Amid a tumultuous period of international supply chain disruptions, overall volumes at the Port of Wilmington haven’t slowed, officials said.
As consumer spending remains persistent in the face of rising interest rates and pessimistic economic forecasts, a consistent stream of goods has continued to flow through the Port of Wilmington.
“We haven’t seen the impact on our volumes,” said Brian Clark, executive director of the N.C. State Ports Authority. “We are certainly seeing the inflationary impacts on our day-to-day operations, whether it’s fuel or consumables or any other spend that we have.”
The Wilmington port is ranked 21st in the U.S. for container traffic, according to the Bureau of Transportation Statistics’ port performance report released earlier this year and based on 2020 data. Nationwide, containerized cargo is the most common method for vessel-based trade and is utilized for most imported consumer goods, the report states.
But logjams in busy ports and supply chain issues have driven ocean carriers to seek other means to move their volumes in Wilmington. This has driven up the port’s general cargo traffic, which represents noncontainerized goods.
“We saw a shifting of cargo, in some respects, from typical container trade to general cargo movement, just based on available capacity over the last year,” Clark said.
The constraints led to ad-hoc use by different services of the Wilmington and Morehead City ports, which are equipped to handle general cargo.
“Carriers and cargo interests are looking for alternatives. They’ll continue to look for alternatives as the supply chain continues to have its challenges,” Clark said. “Our goal is to grow these into regular services.”
About 2.8 million tons of general cargo moved through the Port of Wilmington in fiscal year 2022, which ended in June, a record high and 27% year-over-year increase. Meanwhile, container moves at both ports were about 9% lower.
The key drivers of the general cargo boost through the Port of Wilmington have been woodchips, forest products and pulp, according to fiscal year-end presentation materials.
Overall, the ports authority saw record revenue of $68 million in FY22. “That’s just the nature of growing the business and growing the services that we offer,” Clark said.

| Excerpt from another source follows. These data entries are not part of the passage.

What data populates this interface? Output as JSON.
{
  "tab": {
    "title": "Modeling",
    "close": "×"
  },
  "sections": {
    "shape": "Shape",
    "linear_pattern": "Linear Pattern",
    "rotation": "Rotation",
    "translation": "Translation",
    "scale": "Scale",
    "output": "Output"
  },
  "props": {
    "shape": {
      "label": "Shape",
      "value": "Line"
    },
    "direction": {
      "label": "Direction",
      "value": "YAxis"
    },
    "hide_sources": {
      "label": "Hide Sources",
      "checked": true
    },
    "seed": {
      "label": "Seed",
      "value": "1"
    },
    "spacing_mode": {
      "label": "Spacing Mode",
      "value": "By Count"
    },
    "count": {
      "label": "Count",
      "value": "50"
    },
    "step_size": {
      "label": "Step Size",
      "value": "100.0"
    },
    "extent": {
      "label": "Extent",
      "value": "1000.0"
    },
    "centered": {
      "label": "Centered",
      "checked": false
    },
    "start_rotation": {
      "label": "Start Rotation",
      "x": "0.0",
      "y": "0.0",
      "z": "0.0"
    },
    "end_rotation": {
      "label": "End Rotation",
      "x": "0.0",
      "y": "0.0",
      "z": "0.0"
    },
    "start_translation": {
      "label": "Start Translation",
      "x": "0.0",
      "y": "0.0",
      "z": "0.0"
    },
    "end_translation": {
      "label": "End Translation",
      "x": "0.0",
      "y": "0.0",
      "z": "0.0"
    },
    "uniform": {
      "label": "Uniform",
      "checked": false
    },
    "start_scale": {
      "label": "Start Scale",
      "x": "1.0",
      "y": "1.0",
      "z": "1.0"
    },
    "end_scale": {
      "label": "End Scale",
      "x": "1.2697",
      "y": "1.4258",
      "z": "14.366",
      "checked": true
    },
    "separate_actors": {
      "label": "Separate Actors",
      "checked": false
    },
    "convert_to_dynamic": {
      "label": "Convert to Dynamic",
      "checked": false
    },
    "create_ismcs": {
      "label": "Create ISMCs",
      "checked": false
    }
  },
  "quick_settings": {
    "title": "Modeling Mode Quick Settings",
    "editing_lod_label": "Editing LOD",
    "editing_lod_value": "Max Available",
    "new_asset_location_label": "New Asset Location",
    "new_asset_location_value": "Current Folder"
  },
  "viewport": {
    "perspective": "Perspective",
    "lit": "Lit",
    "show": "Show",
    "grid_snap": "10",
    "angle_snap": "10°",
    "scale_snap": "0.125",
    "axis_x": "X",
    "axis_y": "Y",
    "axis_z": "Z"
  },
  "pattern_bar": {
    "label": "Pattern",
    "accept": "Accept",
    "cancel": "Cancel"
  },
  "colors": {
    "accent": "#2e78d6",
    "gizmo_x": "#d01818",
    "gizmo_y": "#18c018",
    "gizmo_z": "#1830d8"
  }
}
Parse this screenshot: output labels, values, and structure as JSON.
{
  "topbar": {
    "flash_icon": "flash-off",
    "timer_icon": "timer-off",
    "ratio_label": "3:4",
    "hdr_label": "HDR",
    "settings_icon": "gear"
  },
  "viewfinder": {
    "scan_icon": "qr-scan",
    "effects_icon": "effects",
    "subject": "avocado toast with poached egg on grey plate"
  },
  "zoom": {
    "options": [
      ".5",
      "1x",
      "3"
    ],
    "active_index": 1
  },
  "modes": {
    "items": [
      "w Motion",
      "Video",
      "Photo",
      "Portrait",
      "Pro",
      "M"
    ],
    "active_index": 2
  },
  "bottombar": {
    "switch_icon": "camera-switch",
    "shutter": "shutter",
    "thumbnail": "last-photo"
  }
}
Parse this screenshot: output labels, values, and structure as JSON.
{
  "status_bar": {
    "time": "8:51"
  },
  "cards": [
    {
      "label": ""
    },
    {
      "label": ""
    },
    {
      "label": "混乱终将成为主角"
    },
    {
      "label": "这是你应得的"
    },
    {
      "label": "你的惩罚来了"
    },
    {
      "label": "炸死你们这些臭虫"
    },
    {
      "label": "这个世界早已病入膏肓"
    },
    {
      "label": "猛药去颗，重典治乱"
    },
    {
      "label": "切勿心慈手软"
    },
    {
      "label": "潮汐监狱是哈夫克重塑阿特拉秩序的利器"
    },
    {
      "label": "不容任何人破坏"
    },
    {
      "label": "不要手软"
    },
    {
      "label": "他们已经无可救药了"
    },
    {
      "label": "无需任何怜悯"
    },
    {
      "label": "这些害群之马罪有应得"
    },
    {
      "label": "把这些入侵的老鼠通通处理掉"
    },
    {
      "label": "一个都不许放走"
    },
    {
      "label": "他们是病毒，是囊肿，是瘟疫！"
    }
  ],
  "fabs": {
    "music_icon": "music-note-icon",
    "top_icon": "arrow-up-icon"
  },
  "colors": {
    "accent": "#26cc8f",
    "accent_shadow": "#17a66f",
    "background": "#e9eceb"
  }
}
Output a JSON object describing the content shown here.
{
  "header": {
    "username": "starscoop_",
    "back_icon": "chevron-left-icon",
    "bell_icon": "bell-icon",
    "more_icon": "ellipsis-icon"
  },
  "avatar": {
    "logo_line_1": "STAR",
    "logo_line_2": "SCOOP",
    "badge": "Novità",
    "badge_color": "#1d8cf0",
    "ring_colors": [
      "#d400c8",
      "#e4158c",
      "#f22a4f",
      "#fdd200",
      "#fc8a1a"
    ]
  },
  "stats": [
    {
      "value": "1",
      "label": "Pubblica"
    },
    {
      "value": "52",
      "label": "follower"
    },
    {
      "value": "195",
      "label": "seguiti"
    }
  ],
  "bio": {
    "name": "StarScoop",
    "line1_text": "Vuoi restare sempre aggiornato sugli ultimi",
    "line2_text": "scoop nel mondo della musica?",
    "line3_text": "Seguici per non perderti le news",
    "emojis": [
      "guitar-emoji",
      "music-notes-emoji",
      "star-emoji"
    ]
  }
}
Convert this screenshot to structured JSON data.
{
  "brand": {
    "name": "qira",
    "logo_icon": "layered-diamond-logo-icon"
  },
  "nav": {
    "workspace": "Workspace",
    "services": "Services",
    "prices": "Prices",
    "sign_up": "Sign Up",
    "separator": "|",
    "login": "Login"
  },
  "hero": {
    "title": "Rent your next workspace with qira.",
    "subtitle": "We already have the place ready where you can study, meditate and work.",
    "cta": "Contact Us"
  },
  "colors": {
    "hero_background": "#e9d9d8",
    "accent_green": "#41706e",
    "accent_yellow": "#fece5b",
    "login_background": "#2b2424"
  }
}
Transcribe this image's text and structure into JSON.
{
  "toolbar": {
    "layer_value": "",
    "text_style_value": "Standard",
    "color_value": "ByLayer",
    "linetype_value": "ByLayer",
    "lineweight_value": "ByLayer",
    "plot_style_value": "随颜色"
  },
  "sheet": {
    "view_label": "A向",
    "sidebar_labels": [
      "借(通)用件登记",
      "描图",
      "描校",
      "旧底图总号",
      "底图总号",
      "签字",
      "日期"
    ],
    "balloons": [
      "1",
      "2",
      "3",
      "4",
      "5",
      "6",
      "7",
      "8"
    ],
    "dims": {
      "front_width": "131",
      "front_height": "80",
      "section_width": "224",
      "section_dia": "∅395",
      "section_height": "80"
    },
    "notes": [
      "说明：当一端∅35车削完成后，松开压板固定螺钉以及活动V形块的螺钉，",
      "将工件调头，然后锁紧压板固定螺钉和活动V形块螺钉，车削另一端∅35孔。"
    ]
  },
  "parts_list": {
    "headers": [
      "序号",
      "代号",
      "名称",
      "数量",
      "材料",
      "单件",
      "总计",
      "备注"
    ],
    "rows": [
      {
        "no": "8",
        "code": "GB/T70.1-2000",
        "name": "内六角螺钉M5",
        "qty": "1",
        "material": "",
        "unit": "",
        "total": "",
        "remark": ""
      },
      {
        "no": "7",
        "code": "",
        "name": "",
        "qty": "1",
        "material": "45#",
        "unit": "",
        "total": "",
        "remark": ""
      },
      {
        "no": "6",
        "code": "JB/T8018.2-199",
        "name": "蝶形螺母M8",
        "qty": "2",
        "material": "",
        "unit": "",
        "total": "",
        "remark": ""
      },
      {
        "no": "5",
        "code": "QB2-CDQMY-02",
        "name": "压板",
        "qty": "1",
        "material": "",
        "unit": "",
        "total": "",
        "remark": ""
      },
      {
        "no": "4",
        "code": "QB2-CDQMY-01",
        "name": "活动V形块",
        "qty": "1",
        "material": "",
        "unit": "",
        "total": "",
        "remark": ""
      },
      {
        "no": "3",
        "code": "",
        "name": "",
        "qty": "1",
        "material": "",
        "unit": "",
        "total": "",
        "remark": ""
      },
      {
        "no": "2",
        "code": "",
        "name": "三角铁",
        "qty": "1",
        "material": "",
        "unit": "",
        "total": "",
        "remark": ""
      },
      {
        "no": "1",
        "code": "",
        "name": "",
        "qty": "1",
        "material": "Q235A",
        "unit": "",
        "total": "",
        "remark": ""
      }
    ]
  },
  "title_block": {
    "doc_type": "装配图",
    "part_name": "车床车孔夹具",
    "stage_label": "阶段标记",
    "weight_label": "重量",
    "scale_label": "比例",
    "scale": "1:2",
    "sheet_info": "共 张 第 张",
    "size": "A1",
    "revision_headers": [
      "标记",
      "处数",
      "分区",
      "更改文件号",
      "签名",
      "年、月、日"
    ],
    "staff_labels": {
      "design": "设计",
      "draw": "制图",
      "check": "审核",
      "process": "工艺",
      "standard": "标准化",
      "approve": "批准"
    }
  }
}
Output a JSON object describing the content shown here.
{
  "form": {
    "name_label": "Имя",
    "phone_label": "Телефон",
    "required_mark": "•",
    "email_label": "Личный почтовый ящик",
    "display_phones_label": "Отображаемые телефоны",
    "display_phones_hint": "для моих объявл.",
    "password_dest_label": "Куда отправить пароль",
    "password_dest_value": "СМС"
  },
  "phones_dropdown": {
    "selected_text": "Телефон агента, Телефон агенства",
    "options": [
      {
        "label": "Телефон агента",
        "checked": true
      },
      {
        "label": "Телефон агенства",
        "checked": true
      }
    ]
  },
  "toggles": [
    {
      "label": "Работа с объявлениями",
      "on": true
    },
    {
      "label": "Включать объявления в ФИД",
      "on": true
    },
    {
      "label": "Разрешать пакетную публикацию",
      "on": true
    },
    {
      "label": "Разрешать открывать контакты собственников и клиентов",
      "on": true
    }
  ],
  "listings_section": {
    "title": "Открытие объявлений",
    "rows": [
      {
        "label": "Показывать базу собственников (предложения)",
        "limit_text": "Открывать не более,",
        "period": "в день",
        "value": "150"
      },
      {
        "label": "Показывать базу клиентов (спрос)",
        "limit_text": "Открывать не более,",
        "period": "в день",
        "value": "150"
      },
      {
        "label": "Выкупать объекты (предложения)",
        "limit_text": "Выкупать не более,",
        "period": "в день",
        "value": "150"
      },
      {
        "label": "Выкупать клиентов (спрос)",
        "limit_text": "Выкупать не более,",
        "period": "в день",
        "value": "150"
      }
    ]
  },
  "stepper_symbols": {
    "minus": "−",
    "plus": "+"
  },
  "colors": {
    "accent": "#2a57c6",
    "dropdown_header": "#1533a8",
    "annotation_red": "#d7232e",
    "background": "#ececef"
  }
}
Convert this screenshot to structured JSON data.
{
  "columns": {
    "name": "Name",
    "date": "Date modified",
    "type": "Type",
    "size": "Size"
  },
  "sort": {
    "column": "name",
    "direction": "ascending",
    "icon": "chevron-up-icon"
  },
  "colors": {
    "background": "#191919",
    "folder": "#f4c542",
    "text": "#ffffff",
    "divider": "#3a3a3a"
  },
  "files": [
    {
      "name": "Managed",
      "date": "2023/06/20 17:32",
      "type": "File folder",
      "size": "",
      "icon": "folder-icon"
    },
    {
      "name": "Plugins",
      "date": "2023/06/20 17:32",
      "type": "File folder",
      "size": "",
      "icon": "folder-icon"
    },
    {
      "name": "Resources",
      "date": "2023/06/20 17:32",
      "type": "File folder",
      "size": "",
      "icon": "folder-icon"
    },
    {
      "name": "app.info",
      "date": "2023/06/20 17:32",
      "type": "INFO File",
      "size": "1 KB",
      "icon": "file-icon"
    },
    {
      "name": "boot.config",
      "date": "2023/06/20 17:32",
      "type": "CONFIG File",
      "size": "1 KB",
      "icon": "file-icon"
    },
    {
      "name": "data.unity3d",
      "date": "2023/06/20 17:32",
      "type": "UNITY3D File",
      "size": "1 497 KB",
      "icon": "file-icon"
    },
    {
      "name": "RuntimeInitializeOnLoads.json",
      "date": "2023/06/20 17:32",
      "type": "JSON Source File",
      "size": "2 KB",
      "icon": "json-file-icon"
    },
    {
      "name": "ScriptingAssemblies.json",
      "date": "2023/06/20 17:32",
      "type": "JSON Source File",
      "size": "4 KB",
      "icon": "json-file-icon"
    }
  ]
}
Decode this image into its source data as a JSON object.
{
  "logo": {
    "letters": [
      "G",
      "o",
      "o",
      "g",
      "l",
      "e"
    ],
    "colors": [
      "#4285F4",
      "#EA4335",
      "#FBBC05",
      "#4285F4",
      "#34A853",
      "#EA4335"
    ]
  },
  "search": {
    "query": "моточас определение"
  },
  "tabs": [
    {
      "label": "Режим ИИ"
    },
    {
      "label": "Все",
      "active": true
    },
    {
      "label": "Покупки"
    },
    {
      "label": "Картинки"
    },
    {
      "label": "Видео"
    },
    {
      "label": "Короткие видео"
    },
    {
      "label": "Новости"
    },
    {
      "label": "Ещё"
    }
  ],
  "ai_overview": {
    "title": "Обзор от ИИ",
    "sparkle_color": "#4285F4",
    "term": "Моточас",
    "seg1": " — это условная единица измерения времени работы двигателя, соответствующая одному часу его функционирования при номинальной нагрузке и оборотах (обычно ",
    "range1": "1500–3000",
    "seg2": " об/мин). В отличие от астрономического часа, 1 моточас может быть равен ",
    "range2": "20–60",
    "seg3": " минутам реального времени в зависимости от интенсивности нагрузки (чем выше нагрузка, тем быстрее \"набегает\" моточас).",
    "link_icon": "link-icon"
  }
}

Last November, the Wilmington Midwest Express launched out of the Port of Wilmington, creating direct rail-based access to Chicago; St. Louis, Illinois; and Northwestern, Ohio.
“We have some cargo interests that are giving us trial moves to make sure that it supports their supply chain needs,” Clark said. “These are volumes that would have moved through other ports because we did not have that service into the Midwest markets.”
The new midwestern service complements the port’s Queen City Express, which started in 2017.
In FY22, the Wilmington port saw record rail lifts utilizing the two intermodal services, up roughly 13% with about 8,800 moves (when a container is loaded or unloaded to a rail cart). Year-to-date, the port is exceeding last year’s intermodal performance, a trend Clark said he expects to continue.
As the cost of fuel and trucking has risen, there’s an increased appetite to move goods by rail as an alternative to relying on trucks. “It is a competitive opportunity to move cargo [by rail] – and usually in larger volumes – than by truck,” he said.
In August, the U.S. Department of Transportation granted the Wilmington port $18 million toward a $22 million intermodal rail project through its Rebuilding American Infrastructure with Sustainability and Equity (RAISE) program. The project will introduce four dedicated rail sidings, three dedicated reach stackers, technology enhancements, improved lighting and 10 acres of pavement for storage and transfer on either side of the new track.
With the new facility, rail moves are expected to increase from 14,000 to 50,000 annually, according to the ports authority. Clark said the authority is working to finalize an agreement to begin construction on the project next year.
Budgeted capital investment expenditures this fiscal year are a record $88.8 million.
Eating up a large portion of this spend is phase two of the Wilmington port’s refrigerated (reefer) yard. Construction on the $22.6 million project, which will add 704 new electronic plugs to service temperature-controlled containers, recently began. When this second phase is completed by next August (a few months behind initial plans), the port’s reefer plug total will reach nearly 1,500.
Infrastructure investments helped support the port’s record reefer volume in FY22, at about 17,900 containers.
With the new $26 million South Gate Container Complex now running, demolition of the old gate complex is slated for this fiscal year.
Also this year, the port hosted trial calls with carrier CMA CGM. “They have not made a decision as to whether they’re going to call here on a regular basis,” he said. Wilmington sees seven regular weekly carrier services for container traffic.
Clark said the ports’ goal continues to be to grow its container and general cargo volumes and credits investments over the past several years to traffic growth. “It’s continuing,” Clark said. “We’re at a very positive trend starting off, four months into the [fiscal] year now.”